Intended as garniture for a neo-classical mantelpiece, these candelabra are composed of Derbyshire blue-john, a fluorspar reputed to have been admired by the Romans, and designed in the 'antique' style established in the 1770s by Robert Adam, architect to King George III, and mounted with ormolu in the French manner. Conceived as altar-supported urns for sacred flames, their acanthus-scrolled branches with Greek-fret stems are applied to krater-shaped vases which are festooned with laurel, emblematic of Apollo, God of light. Festive laurels also wreath the pedestals and festoon the bacchic lion-masks suspended on the drums which stand on triple-stepped 'krepidoma' plinths with ribbon-guilloche banded by pearls and foliage. Manufactured by Messrs. Matthew Boulton and John Forthergill of Birmingham, in their 'Cleopatra' vase form, similar to that in their firm's sketchbooks (see: N. Goodison, Ormolu, The Work of Matthew Boulton, London, 1974, pl.161, fig.R), and this type of candelabra, together with a related version, described as 'an altar richly embellished in the antique taste, on which is a vase with three branches for candles in the same taste ...', featured in their sale at Messrs. Christie and Ansell on 11-13 April, 1771. A similar pair acquired by Empress Catherine of Russia are thought to have been transported to Russia in that year by the British Ambassador Lord Cathcart.

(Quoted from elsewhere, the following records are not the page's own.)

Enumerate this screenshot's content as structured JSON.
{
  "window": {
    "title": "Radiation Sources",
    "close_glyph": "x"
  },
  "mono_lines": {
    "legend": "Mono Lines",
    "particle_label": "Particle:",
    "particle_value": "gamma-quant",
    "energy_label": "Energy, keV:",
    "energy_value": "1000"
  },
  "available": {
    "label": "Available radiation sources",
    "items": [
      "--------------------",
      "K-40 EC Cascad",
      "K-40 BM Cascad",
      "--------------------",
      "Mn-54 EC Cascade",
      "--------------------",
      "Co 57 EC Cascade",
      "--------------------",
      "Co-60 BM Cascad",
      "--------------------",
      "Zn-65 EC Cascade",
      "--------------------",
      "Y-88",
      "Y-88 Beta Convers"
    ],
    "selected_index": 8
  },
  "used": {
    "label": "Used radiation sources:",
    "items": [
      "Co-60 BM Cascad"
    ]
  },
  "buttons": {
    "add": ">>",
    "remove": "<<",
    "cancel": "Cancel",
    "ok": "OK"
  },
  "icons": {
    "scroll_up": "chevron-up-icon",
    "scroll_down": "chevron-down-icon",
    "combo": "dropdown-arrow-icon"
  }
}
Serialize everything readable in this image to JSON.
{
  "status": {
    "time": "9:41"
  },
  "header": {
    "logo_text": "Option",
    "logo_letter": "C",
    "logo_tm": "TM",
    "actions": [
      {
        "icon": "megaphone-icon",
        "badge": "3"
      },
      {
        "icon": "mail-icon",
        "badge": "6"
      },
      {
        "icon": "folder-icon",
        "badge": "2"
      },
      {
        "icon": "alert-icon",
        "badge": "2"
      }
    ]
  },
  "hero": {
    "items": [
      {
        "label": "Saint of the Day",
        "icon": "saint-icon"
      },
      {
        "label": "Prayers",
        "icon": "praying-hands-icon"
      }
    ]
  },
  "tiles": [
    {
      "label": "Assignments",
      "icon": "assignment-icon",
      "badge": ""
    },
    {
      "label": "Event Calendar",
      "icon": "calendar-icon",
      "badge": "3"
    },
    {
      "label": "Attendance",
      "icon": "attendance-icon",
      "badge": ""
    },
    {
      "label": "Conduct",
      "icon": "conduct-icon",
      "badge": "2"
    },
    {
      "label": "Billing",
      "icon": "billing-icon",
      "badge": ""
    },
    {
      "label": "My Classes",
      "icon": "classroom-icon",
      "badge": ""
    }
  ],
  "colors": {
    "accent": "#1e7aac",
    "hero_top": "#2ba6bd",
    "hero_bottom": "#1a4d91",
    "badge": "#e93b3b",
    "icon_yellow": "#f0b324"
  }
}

For his design Boulton adopted a draped lion-mask, in the French gout grec style, that had formed part of the silversmith Frederick Kandler's oeuvre since 1765 (see: P. Glanville, Silver in England, London, 1987, p.245), while their candlebranches, which also feature in the Boulton pattern books, (Goodison, op.cit., pl.101) had appeared in the oeuvre of the court goldsmith Thomas Hemming since 1769. An almost identical candelabra of this pattern is illustrated by (Goodison, op.cit., pl.107).